Web page and app entries:

※ ※ ※

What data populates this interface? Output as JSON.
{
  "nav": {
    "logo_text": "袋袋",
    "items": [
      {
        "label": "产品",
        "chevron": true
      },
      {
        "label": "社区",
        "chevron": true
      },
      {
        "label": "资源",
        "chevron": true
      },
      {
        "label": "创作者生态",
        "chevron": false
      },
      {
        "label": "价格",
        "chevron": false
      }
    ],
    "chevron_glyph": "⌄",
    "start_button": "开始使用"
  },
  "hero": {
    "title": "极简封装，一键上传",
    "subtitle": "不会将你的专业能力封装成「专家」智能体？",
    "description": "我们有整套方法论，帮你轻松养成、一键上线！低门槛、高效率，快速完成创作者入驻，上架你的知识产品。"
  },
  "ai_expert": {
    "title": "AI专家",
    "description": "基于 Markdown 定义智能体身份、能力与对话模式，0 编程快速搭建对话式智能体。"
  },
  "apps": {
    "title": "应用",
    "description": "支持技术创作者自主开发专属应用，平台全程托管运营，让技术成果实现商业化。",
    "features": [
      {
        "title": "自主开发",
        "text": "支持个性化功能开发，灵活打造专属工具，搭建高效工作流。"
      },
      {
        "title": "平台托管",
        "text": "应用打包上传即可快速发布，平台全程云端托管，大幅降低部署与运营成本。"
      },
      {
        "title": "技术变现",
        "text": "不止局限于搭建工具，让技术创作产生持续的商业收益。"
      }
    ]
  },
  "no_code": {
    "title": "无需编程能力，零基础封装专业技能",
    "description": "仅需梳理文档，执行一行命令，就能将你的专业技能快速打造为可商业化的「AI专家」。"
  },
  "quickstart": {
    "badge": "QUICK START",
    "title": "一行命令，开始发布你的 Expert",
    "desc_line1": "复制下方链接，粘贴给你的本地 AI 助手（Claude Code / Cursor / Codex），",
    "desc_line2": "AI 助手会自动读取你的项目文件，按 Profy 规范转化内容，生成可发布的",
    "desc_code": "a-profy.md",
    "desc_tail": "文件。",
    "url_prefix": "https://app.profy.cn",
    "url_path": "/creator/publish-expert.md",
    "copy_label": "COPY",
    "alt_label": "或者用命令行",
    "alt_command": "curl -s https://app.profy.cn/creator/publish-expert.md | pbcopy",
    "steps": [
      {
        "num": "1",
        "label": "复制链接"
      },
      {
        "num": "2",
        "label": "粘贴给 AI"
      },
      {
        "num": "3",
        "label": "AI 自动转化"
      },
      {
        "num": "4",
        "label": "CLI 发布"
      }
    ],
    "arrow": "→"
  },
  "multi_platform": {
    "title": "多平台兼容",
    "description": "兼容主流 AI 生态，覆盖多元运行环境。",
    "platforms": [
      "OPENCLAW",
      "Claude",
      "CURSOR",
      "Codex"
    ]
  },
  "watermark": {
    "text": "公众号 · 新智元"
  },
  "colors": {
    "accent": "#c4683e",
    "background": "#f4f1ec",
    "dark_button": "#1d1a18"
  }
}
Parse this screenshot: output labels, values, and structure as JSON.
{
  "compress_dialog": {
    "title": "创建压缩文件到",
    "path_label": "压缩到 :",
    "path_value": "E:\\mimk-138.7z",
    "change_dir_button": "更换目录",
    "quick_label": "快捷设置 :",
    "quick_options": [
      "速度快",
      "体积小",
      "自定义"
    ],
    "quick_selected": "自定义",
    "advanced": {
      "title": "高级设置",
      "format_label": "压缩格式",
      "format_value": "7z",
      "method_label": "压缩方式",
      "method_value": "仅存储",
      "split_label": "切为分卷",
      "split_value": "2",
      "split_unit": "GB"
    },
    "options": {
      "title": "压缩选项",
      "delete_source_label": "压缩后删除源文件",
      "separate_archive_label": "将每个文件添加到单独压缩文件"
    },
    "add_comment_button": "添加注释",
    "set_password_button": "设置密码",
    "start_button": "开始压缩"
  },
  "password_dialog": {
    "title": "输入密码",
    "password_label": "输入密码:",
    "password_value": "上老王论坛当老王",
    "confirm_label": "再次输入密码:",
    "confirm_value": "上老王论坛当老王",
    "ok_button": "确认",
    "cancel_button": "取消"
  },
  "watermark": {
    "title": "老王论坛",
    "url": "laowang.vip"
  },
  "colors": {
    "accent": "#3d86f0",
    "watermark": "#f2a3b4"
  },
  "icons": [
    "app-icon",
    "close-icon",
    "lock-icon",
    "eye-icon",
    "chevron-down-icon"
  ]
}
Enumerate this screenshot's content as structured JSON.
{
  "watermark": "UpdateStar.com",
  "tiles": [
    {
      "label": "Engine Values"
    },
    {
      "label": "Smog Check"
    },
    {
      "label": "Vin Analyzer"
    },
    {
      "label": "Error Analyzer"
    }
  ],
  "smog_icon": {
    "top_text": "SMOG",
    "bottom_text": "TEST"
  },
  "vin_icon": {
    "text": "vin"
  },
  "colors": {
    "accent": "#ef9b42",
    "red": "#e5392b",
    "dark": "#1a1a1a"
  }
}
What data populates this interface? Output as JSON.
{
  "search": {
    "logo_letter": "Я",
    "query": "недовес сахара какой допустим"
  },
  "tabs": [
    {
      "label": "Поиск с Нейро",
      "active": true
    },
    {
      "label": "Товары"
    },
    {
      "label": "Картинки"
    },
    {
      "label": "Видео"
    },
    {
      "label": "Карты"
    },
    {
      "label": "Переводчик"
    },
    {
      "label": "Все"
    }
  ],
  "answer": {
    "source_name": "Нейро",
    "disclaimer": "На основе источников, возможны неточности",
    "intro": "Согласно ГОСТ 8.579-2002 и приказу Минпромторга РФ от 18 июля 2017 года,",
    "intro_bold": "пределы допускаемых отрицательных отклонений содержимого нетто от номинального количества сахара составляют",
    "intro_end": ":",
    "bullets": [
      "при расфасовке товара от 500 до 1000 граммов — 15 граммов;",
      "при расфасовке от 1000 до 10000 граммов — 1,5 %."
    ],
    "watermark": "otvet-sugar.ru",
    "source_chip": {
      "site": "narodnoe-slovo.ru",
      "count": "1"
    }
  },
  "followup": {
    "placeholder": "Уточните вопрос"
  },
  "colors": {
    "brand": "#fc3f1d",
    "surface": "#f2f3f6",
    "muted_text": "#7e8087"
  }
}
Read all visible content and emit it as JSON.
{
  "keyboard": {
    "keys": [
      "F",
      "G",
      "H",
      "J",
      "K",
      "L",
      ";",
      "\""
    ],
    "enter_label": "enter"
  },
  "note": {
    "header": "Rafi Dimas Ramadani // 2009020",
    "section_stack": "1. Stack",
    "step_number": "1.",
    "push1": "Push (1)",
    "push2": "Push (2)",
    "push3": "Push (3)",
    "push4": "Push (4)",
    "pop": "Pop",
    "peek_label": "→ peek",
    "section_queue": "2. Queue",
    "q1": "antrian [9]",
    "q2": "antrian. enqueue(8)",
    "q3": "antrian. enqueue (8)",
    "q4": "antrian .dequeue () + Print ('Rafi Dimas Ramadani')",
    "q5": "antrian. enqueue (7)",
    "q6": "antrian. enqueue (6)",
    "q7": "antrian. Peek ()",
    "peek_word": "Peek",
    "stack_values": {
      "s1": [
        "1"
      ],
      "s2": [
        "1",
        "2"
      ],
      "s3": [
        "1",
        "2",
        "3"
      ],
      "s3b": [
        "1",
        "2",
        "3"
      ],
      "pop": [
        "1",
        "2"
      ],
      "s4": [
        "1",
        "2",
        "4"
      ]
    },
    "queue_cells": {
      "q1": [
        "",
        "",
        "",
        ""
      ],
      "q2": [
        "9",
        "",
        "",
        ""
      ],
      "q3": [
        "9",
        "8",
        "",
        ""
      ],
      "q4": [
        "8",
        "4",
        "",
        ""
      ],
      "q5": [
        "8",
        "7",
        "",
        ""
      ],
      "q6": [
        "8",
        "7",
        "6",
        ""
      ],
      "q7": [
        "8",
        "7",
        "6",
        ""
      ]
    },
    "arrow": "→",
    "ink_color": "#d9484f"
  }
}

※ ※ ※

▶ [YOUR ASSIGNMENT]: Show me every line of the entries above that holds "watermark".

▶ [WRITTEN REPLY]:
  "watermark": {
  "watermark": {
    "watermark": "#f2a3b4"
  "watermark": "UpdateStar.com",
    "watermark": "otvet-sugar.ru",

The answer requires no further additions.